Only, once I got to the TV room and located the DVD, I'd look at the picture of Jack and Ennis on the cover, anticipate what I was about to see...and I couldn't do it. I missed Chris too much. I worried that if I watched "Brokeback," somehow I'd tempt fate, and something awful would happen to him on his long drive back home. Superstitious? Absolutely. What was the connection between the movie and Chris driving back home? I'm not sure. But Jack couldn't have Ennis, and I worried Chris would be taken away from me, so I wouldn't have him, either. I couldn't fathom my grief and all-consuming sadness if that happened.
When Chris was away visiting his sister last evening, not that far away from where we live and an easy enough drive back home, somewhere, I found the courage and the strength to watch "Brokeback" once again. I'd forgotten some of the parts. I'd forgotten just how intense the emotions are between Jack and Ennis. I'd forgotten how difficult their relationship was over the twenty or so years they continued to meet several times a year in the mountains of Wyoming. I'd forgotten Jack's ever-hopeful plans for them to be together, and Ennis's realistic conclusion, at least for the place and the time, that they couldn't be a couple of men living on a homestead, with a cattle and calf operation.
As I watched the movie, the ending drawing nearer, I prayed the story would turn out differently for Jack and Ennis. I prayed something had happened in the interim, between January 2006 and now, to change the outcome. Thankfully, times have changed since Jack and Ennis met each other in 1963 during their summer of herding sheep on the mountain slopes. In my mind, both men, as young and as beautiful as they were then, were now in the present, and they could fulfill their dream of being together on their own piece of land, living happily ever after, not unlike what Chris and I are doing.
Chris returned home about fifteen minutes before the movie ended. He always comes to me when he gets back to let me know that he's arrived safely. I worry about him constantly, that something untoward will happen to him, that he'll be taken away from me before we've lived a long and satisfying life together. But he didn't disturb me. He must have recognized the music from "Brokeback." He must have known it was near the end, remembered how difficult watching the end had been for me before, wanted to give me the time to take it in and respond the way I had to. I was grateful for his consideration--and not grateful, too.

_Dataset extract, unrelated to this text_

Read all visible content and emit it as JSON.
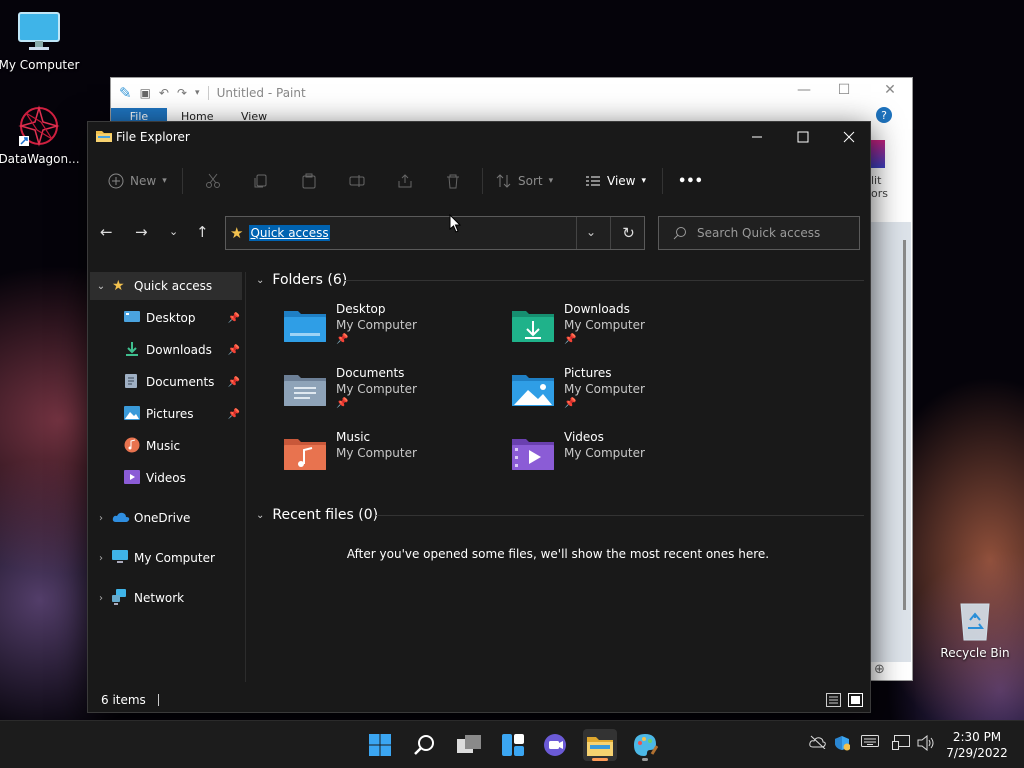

I did not cry, although I came close. Perhaps the tears will come later, when the numbness wears off, when I see what happened to Jack and Ennis in the context of my relationship with Chris today, when it registers in my heart that their story is the story of countless gay men over the decades. It's a shame so many men were kept from each other because society would never have accepted their love. Our society should be ashamed of itself for ever playing a role in preventing even one gay man from being with the man he loves most dearly, with whom he wants to share his life, grow old, and die.